|Lesson 3 || Specifying length, precision and scale |
|Objective || Specify the length, precision, and scale for the columns in your table. |
Specifying Length, Precision and Scale of DataType
Once you choose the datatype for columns in your tables, you can then specify their length, precision, and scale. However, you can specify
these attributes only for specific datatypes, as follows:
- Length: the length of text or binary data that is to be stored in the database. This attribute is valid for binary, char, nchar, nvarchar, nvarbinary, and varchar datatypes.
- Precision: the number of decimal places to the left and the right of the point. This attribute is valid for decimal and numeric datatypes only.

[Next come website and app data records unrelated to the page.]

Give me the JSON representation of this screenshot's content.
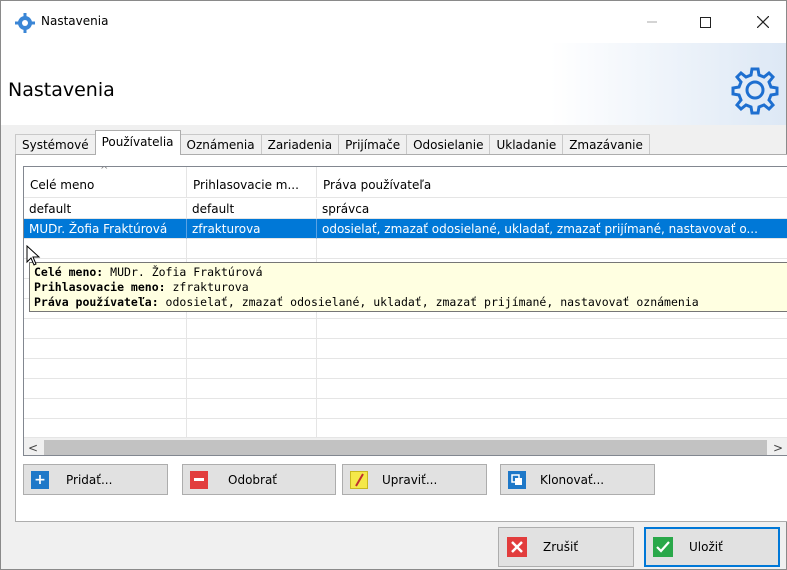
{
  "window": {
    "title": "Nastavenia"
  },
  "header": {
    "title": "Nastavenia"
  },
  "tabs": [
    {
      "label": "Systémové",
      "active": false
    },
    {
      "label": "Používatelia",
      "active": true
    },
    {
      "label": "Oznámenia",
      "active": false
    },
    {
      "label": "Zariadenia",
      "active": false
    },
    {
      "label": "Prijímače",
      "active": false
    },
    {
      "label": "Odosielanie",
      "active": false
    },
    {
      "label": "Ukladanie",
      "active": false
    },
    {
      "label": "Zmazávanie",
      "active": false
    }
  ],
  "grid": {
    "columns": [
      "Celé meno",
      "Prihlasovacie m...",
      "Práva používateľa"
    ],
    "rows": [
      {
        "name": "default",
        "login": "default",
        "rights": "správca",
        "selected": false
      },
      {
        "name": "MUDr. Žofia Fraktúrová",
        "login": "zfrakturova",
        "rights": "odosielať, zmazať odosielané, ukladať, zmazať prijímané, nastavovať o...",
        "selected": true
      }
    ]
  },
  "tooltip": {
    "name_label": "Celé meno:",
    "name_value": " MUDr. Žofia Fraktúrová",
    "login_label": "Prihlasovacie meno:",
    "login_value": " zfrakturova",
    "rights_label": "Práva používateľa:",
    "rights_value": " odosielať, zmazať odosielané, ukladať, zmazať prijímané, nastavovať oznámenia"
  },
  "actions": {
    "add": "Pridať...",
    "remove": "Odobrať",
    "edit": "Upraviť...",
    "clone": "Klonovať..."
  },
  "footer": {
    "cancel": "Zrušiť",
    "save": "Uložiť"
  },
  "colors": {
    "selection": "#0078d7",
    "tooltip_bg": "#ffffe1",
    "add_icon": "#1e78c8",
    "remove_icon": "#e23d3d",
    "edit_icon": "#f5e84a",
    "clone_icon": "#1e78c8",
    "cancel_icon": "#e23d3d",
    "save_icon": "#2aa84a"
  }
}
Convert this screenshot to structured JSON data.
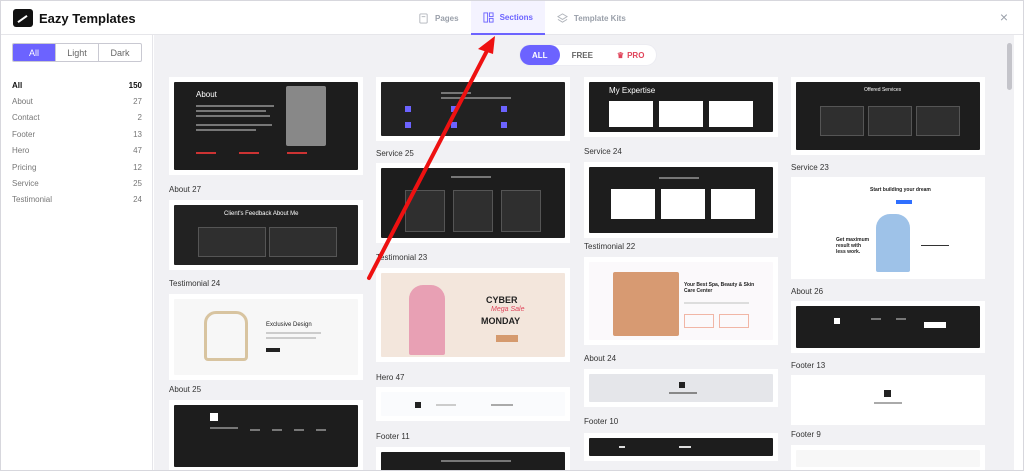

- Scale: the number of decimal places to the right of the point. This attribute is valid for decimal and numeric datatypes only.
If you try to insert data with a greater precision than is defined, the number of decimal places greater than the scale will simply be truncated.
For example, if you define a column with a scale of 2, inserting 10.238 will result in 10.23 being inserted.
In the next lesson, you will learn how and when to use Nulls.
SQL Server Analysis Services
Numbers are some of the most powerful attributes, because often, math is performed with them to get your client paid, or to calculate or forecast revenue. Get the number of dependents wrong for a person, and his or her taxes will be messed up. Or get your wife's weight wrong in the decidedly wrong direction on a form, and she might just beat you with some sort of cooking device (sad indeed).
Values are generally numeric, such as the following examples:
- Monetary amounts: Financial transactions, invoice line items, and so on
- Quantities: Weights, number of products sold, counts of items (number of pills in a prescription bottle), number of items on an invoice line item, number of calls made on a phone, and so on
- Other: Wattage for light bulbs, size of a TV screen, RPM rating of a hard disk, maximum speed on tires, and so on
once we dug deeper into invoicing and payments, but I specifically avoided having monetary values to keep things simple in the model.
Numbers are used all around as attributes and are generally going to be rather important (not, of course, to minimize the value of other attributes!). They're also likely candidates to have domains chosen for them to make sure their values are reasonable. If you were writing a package to capture tax information about a person, you would almost certainly want a domain to state that the count of dependents must be greater than or equal to zero. You might also want to set a likely maximum value, such as 30. It might not be a hard and fast rule, but it would be a sanity check, because most people don't have 30 dependents (well, most sane people, before, or certainly not after).
Domains do not have to be hard and fast rules at this point (only the hard and fast rules will likely end up as database constraints, but they have to be implemented somewhere, or users can and will put in whatever they feel like at the time). In our example paragraphs, there's one such attribute:
The client manages a couple of dental offices.
The question here is what attribute this would be. In this case, it turns out it won't be a numeric value, but instead some information about the cardinality of the dental Office entity. There would be others in the model.